Dr. Jennifer Jun-Li Chen is currently Assistant Professor of Early Childhood Education and Family Studies at Kean University. She earned her Ed.D. in Human Development and Psychology from Harvard University. Dr. Chen’s research interests revolve around child development and student achievement.
2007 0-7734-5507-8 This book investigates student achievement in Hong Kong, using empirical quantitative study testing the hypothesis that Hong Kong students’ self-perceived academic support is related to their achievement. Structural equation modeling analyses revealed that the students’ perceived levels of parental, teacher, and peer support were all indirectly related to their academic achievement mediated by their own perceived academic engagement. In addition, both perceived parental support and perceived teacher support were also directly related to academic achievement, demonstrating that student achievement was a combined outcome of both direct and indirect effects of perceived support from parents and teachers. Comparatively, however, perceived teacher support made the greatest contribution to student achievement. Perceived peer support had the smallest, nonetheless significant, indirect relationship to academic achievement.

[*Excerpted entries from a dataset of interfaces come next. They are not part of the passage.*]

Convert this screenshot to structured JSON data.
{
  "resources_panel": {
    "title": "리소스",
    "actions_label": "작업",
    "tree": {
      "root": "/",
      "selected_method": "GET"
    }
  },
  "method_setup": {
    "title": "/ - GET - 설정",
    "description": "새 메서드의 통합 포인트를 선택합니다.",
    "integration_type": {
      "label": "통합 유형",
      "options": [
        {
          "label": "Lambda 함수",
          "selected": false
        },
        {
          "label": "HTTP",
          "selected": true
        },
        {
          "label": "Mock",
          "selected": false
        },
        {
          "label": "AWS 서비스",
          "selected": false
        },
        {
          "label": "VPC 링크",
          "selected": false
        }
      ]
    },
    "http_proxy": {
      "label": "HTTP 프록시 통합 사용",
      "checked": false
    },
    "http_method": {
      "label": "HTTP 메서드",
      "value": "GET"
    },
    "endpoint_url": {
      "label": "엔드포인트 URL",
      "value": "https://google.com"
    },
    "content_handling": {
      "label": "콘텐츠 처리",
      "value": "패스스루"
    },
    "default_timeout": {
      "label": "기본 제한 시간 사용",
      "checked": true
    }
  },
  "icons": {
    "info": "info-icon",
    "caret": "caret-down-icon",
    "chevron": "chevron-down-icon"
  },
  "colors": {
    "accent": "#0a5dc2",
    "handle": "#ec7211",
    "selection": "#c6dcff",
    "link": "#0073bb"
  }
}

This study also revealed important gender differences as well as grade-level differences in the relationships of perceived academic support from parents, teachers, and peers to academic achievement directly and indirectly through perceived academic engagement.